Look for the word "Vorgestern" in the entries and copy each line where it appears.
::::::::
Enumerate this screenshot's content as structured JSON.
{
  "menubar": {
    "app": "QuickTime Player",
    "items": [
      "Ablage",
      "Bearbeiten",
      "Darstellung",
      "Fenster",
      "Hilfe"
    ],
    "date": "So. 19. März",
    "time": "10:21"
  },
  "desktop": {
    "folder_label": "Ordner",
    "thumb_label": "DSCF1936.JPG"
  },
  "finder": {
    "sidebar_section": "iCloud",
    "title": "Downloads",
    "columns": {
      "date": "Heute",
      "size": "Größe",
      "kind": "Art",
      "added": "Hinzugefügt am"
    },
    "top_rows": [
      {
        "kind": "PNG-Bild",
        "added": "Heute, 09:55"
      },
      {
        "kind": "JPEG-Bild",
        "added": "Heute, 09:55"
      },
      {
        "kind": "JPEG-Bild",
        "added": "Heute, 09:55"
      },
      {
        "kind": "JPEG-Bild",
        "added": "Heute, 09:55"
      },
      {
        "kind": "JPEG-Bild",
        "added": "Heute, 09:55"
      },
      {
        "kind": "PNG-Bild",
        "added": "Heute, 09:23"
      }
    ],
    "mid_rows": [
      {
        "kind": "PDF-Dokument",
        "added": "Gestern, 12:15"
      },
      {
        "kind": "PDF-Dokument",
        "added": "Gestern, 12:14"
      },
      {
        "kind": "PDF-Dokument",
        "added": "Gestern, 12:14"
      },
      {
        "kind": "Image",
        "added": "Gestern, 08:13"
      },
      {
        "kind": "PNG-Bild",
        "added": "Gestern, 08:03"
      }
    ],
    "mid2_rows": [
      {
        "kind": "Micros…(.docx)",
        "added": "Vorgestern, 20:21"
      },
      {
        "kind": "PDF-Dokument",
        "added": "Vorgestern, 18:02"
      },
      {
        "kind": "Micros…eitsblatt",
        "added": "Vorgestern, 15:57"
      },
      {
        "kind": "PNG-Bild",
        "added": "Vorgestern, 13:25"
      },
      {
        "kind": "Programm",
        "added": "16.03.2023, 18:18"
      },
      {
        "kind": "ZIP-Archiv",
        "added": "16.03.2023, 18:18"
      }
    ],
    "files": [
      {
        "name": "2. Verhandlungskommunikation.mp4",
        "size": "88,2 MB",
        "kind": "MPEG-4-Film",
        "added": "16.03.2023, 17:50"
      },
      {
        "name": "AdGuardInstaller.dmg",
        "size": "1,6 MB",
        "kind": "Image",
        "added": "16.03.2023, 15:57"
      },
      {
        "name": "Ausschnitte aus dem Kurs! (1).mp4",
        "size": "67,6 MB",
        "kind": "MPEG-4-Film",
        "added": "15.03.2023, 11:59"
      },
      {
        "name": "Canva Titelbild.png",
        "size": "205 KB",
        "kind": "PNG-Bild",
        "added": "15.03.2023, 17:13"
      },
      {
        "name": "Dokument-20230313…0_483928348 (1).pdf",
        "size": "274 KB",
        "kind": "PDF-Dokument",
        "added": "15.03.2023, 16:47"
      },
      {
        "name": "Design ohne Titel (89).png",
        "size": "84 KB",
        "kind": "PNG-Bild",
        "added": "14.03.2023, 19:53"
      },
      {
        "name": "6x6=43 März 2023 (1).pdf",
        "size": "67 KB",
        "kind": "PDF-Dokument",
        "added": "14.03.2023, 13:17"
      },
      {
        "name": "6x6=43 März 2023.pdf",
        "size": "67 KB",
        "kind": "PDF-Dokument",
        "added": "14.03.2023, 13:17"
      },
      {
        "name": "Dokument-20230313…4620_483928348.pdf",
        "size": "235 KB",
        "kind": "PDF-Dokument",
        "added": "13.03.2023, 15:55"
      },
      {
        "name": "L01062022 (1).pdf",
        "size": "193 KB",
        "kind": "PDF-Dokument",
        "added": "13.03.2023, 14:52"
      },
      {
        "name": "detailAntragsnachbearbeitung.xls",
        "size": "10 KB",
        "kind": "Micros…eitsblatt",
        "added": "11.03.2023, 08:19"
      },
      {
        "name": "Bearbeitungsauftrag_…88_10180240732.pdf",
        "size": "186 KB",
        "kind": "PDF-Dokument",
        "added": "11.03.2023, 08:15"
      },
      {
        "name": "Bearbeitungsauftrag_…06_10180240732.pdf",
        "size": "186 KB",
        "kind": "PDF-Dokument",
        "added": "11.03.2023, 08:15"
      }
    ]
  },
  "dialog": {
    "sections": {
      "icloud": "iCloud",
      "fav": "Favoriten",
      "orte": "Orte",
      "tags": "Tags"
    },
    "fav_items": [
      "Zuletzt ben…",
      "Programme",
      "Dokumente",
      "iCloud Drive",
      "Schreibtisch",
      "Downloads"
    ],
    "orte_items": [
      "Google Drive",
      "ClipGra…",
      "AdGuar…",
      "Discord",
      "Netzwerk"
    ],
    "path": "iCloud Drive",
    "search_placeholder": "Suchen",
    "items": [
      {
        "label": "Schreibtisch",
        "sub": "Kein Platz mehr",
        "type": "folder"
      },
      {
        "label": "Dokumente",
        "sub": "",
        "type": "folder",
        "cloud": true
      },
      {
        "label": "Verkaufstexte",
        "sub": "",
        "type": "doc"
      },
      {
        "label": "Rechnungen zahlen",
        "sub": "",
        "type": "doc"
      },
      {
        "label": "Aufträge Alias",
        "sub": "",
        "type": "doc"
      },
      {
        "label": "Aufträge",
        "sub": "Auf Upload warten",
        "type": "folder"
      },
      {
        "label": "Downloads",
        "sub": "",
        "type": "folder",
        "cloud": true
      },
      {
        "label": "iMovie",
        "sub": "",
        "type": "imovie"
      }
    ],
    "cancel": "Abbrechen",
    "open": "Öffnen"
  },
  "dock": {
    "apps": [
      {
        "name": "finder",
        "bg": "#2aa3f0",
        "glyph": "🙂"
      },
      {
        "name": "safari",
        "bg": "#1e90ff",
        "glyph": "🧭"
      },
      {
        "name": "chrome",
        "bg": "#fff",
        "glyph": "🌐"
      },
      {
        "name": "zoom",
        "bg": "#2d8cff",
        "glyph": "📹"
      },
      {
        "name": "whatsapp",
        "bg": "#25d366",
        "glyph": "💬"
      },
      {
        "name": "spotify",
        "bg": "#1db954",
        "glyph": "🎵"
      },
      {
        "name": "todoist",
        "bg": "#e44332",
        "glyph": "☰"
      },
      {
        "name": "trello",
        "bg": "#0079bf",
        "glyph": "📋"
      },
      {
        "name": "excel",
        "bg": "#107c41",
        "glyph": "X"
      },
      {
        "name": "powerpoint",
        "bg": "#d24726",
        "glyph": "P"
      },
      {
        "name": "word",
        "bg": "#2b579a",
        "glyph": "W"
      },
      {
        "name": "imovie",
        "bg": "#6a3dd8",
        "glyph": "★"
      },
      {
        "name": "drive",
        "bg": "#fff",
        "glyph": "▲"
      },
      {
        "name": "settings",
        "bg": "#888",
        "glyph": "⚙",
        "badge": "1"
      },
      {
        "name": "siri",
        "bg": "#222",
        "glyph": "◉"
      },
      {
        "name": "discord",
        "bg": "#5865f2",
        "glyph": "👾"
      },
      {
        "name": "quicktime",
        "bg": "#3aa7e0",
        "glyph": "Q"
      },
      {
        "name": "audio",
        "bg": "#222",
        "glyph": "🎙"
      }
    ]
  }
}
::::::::
Result for this exercise:
        "added": "Vorgestern, 20:21"
        "added": "Vorgestern, 18:02"
        "added": "Vorgestern, 15:57"
        "added": "Vorgestern, 13:25"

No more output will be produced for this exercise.